Paul was brought to the United States at the age of five from Tanzania by his aunt, he was an orphan. He completed both elementary and high school in the U.S. He graduated at the top of his high school class and was offered several scholarships and enrollment opportunities by colleges interested in him. However, he was unable to accept these offers because of his undocumented status. He had to face the reality of his life as an unwilling, undocumented teenager as he witnessed his classmates get driver’s licenses, attend colleges and graduate from colleges while he was unable to work legally, drive legally or fulfill his academic dreams.

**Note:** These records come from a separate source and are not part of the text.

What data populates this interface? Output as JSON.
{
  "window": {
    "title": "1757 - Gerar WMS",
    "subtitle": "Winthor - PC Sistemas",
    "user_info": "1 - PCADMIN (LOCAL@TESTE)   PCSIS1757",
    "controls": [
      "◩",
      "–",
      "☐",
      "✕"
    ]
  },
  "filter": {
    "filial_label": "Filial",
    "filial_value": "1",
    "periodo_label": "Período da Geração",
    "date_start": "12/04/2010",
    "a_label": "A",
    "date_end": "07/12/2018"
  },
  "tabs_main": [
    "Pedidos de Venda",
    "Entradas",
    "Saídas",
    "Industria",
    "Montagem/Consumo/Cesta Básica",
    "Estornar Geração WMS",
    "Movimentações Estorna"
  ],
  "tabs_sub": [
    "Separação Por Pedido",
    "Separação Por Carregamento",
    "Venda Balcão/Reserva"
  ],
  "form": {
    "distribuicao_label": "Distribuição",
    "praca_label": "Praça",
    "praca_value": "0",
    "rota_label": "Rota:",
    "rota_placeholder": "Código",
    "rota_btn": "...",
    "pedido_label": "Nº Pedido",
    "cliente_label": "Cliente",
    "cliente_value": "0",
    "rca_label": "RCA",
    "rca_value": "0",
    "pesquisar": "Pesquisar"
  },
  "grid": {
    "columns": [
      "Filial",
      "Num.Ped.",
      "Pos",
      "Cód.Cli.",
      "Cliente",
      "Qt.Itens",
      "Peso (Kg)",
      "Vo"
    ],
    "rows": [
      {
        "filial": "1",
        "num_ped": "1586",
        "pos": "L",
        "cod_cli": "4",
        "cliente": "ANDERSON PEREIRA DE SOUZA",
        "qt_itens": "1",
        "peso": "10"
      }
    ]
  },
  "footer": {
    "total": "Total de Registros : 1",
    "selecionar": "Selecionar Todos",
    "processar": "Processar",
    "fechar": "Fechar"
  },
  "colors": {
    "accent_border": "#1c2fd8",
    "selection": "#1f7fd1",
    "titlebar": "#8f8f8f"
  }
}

He was working as a personal assistant for a benefactor who took him in to help him after hearing his story.
Paul was 23 years old when the DACA program commenced in 2012. After he got approved for DACA, he was able to enroll in college in 2013, he earned his bachelor’s degree in 2017 and he is currently working towards his master’s degree.
The program has made tremendous impacts on the recipients, but it has come under attack by the current administration. The president tried to cancel it, but his effort was recently overruled by the Supreme Court citing that the cancelation was “arbitrary and capricious.”
The president has vowed to continue his assault on the over 700,000 beneficiaries of this program and the USCIS have released a statement describing the Supreme Court’s ruling as “having no basis in law.” The statement is a frontal assault on the rule of law and the constitutional authority of our jurisprudence.
Nevertheless, the program is continuing and recipients can still renew their work authorizations, obtain travel permits to visit their countries of origin and enroll in colleges, although they are not qualified for federal financial aids, some states allow them to pay in-state tuition or get state tuition assistance.
It is highly likely that the administration will not succeed in its bid to cancel this program before the November elections. Elections have consequences, so to protect these beneficiaries, some of whom are now college graduates’ entrepreneurs and upstanding residents contributing to our economy, we need to vote in November. We need to translate our energy to protest into concrete results at the ballot boxes. We need to vote to reinstate the respect for the rule of law and to denounce the assault on our democracy. (Emmanuel Olawale is an attorney and the principal of The Olawale Law Firm. He can be contacted at firstname.lastname@example.org, 6147724177)